As a result, Screaming in the Abyss is necessarily a much more personal book than your average academic monograph, or even most other writing on metal. Indeed, the “voice” of traditional academic writing usually tries to minimize the personality, opinions, and experiences of the author...presenting data and conclusions as objectively true and free of any individual biases, interpretations, or other emotional attachments. But in many ways it also perpetuates a form of gatekeeping beyond the sciences by limiting what sorts of experiences are validated within academic circles, maintaining a certain hierarchy of knowledge. In music writing, for example, it separates the writings of music critics and journalists from “serious” scholarship. Writing about music and other artforms has a built-in affinity towards writing about the self, but what I’ve come to appreciate about autoethnography and other types of reflexive writing is the way it foregrounds the circumstances that construct the author’s perspective.
Finally, dismissing individual experience as a driver of academic inquiry also hides the fact that claims for objectivity are almost always a bit of a mirage. Naturally, not all research endeavors are going to involve the intense introspection and self-interrogation that comes with autoethnographic work. But acknowledging that we all have unique experiences that collectively color our perceptions and channel our academic work in various ways seems important. It lets readers know that there is a person behind that work, and Dr. Shadrack’s book is also a reminder that we also need to make sure we listen to and take care of each other.
Ross Hagen is a musicologist at Utah Valley University and is the author of A Blaze in the Northern Sky from the 33.3 series.
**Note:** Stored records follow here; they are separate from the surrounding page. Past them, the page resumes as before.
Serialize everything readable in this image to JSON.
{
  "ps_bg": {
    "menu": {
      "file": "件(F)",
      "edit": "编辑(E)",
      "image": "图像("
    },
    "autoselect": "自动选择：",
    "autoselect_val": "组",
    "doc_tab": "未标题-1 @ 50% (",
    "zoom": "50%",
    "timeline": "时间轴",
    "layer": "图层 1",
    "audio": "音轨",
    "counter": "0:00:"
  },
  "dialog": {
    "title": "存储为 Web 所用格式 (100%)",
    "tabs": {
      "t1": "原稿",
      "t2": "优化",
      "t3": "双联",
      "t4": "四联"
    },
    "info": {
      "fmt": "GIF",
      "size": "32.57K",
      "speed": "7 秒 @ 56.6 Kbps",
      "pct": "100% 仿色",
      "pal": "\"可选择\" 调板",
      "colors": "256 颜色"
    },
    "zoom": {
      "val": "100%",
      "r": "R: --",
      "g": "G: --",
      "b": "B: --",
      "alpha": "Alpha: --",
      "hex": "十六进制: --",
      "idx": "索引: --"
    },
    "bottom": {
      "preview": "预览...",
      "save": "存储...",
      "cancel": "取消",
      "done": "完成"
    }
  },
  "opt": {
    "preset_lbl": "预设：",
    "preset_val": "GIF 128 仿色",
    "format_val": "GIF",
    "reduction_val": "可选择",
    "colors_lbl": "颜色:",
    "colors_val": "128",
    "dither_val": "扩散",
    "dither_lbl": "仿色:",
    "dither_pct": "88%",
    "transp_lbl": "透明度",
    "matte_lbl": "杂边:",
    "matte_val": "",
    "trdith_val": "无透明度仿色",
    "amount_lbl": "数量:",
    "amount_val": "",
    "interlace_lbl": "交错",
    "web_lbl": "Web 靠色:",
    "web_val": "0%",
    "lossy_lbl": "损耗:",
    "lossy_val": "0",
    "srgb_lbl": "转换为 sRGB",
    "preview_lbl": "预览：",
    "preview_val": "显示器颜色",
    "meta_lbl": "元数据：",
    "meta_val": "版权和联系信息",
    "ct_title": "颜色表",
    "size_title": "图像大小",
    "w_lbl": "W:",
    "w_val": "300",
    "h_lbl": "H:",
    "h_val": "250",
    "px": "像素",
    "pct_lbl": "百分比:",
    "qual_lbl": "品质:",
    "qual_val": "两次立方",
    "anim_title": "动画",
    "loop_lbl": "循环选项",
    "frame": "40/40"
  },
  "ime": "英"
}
Fun. Core. Mosh. Trends.
Graphic used under creative commons.
Toxophilus, CC BY-SA 4.0